“It was a bunch of guys with no playoff experience – hadn’t been in the playoffs for a number of years,” Ference said.
After signing a four-year deal with his hometown Edmonton Oilers earlier this month, the veteran defenceman is back in a similar position on a team that hasn’t made the playoffs since 2006. Ference hopes he can help orchestrate a similar turnaround.
“You realize how easy it is to build on potential and have the tide turn fairly quickly,” Ference said. “You look at this team and how close it is to kind of getting over that hump, it’s exciting. It’s really neat to be a part of that, and to see potential turn into reality is a pretty special thing to be a part of.”
The 34-year-old Ference brings Stanley Cup-winning experience to a young Oilers team that features a core of No. 1 picks Taylor Hall, Ryan Nugent-Hopkins and Nail Yakupov. Ference won’t be counted on to be a star, but he has expectations for himself to end the post-season drought.
“Of course I come in feeling a huge responsibility, just like I think every guy on the team probably should,” he said. “That’s the only way to take the next step forward.”
Ference grew up in the Sherwood Park area of Edmonton and his parents were season-ticket-holders, so he witnessed first-hand the Oilers’ glory years, when they won five Cups in seven years. Coming back to “familiar surroundings” helped make his decision, as did playing in another hockey-centric market.
He’s at a different stage of his career than he was when he was in Pittsburgh with Mario Lemieux and Jaromir Jagr or in Calgary with Jarome Iginla and Martin Gelinas. Now Ference is considered a leader.

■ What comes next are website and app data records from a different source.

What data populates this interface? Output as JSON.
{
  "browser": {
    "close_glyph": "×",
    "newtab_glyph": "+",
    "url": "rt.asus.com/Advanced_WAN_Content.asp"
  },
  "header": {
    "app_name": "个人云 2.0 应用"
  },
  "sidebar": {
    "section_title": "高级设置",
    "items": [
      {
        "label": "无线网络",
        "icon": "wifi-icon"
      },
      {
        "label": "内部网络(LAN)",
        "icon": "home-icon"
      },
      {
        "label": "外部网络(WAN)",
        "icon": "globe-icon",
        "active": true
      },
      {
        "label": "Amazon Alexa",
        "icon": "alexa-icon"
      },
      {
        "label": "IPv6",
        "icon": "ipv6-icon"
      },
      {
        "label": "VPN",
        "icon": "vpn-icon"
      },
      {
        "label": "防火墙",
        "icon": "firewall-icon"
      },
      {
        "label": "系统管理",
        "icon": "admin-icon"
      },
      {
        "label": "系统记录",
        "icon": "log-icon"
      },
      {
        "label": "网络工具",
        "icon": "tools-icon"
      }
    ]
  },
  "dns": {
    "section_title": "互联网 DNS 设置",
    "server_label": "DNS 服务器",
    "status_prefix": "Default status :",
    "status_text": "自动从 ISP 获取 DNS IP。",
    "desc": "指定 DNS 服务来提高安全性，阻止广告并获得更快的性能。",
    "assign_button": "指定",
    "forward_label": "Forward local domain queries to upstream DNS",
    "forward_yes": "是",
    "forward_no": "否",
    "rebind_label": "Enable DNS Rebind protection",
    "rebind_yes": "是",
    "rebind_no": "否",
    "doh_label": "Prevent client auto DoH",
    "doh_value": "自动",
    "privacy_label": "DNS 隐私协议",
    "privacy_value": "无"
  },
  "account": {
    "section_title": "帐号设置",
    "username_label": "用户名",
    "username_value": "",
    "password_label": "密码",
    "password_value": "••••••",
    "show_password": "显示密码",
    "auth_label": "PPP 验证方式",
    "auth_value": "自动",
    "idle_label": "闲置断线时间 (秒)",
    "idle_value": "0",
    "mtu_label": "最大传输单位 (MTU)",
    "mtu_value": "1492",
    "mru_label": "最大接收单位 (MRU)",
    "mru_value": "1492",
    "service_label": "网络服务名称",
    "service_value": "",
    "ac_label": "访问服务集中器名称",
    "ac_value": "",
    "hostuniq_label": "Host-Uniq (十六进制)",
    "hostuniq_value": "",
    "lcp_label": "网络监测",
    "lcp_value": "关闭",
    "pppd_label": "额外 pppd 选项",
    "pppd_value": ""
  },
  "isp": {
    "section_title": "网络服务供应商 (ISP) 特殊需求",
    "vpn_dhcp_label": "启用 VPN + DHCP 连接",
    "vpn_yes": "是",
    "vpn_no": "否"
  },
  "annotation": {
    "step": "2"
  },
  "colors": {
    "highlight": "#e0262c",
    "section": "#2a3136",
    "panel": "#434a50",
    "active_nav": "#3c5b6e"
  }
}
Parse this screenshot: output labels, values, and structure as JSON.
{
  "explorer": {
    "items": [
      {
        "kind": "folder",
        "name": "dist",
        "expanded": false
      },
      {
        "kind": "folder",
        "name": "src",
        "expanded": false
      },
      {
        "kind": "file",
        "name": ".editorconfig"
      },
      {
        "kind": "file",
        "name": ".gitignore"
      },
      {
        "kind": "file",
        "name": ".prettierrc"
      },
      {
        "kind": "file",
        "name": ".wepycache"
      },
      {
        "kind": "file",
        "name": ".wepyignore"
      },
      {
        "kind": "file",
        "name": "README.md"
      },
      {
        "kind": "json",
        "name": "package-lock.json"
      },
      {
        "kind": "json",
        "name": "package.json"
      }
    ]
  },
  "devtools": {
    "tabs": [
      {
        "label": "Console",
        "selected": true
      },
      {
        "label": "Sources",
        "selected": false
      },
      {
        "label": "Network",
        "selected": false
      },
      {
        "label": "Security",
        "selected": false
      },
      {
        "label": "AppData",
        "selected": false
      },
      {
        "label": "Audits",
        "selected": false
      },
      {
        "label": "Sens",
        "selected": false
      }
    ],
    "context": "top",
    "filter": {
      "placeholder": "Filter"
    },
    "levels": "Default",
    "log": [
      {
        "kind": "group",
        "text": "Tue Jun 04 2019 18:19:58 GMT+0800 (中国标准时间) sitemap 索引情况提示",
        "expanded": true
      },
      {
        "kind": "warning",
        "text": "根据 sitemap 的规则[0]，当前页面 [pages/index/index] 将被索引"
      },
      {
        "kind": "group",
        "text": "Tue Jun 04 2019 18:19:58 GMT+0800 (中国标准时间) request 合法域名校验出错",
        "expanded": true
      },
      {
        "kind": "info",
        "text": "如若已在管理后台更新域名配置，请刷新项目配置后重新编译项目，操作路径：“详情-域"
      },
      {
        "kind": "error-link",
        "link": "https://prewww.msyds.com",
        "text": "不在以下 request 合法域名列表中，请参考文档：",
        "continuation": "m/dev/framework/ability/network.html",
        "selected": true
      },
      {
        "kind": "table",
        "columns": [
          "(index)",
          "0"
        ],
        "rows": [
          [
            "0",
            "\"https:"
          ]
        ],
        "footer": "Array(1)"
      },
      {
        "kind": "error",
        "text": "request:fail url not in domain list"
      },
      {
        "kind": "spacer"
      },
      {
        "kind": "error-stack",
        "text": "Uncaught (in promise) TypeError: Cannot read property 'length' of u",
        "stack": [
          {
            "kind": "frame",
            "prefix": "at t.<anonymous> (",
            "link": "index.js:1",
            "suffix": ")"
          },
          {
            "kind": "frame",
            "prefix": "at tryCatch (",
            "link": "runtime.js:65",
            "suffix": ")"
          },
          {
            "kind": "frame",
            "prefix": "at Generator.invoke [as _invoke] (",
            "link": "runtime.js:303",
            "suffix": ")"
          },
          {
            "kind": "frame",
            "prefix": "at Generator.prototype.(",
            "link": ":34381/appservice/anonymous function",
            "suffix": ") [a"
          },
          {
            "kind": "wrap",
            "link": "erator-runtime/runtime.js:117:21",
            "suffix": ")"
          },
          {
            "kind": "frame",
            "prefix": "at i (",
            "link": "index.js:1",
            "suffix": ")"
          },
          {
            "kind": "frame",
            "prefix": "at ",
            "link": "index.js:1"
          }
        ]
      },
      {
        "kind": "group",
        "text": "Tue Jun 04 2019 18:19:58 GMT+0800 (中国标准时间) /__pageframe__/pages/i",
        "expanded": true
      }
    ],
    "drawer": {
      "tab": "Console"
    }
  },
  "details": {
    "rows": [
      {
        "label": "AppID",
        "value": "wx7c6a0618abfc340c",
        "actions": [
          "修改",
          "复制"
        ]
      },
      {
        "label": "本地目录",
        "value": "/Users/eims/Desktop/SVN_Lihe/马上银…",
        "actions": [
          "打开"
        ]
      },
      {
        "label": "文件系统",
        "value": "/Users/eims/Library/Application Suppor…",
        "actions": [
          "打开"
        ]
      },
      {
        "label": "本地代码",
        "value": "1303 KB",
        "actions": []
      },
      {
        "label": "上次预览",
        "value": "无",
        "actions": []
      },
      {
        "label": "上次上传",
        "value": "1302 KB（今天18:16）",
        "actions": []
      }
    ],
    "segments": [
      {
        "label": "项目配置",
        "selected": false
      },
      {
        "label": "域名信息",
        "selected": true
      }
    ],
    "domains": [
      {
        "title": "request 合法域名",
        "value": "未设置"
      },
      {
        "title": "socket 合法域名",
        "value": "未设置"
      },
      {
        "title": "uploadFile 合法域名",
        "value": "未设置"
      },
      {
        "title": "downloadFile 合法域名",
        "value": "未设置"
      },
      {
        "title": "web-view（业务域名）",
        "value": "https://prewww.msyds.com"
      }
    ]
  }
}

Ference knows what it takes from his time with the Bruins but also understands winning begins with management and coaches.
“Then it filters down to the team itself,” he said. “One of the biggest things we had (in Boston) was a huge sense of accountability where everybody demanded the best out of each other.”
Ference spoke to coach Dallas Eakins during a two-day interview period before the start of free agency and felt like they saw the game the same way. Once he considered the raw talent the Oilers had, he realized this mix could do more next season and beyond.
“From an outsider looking in you can tell that it gets old when people talk about potential and talk about just young guys all the time,” Ference said. “I’m sure they’re eager to shake off that label of potential. It gets old for players, and you want to be able to take that next step eventually.”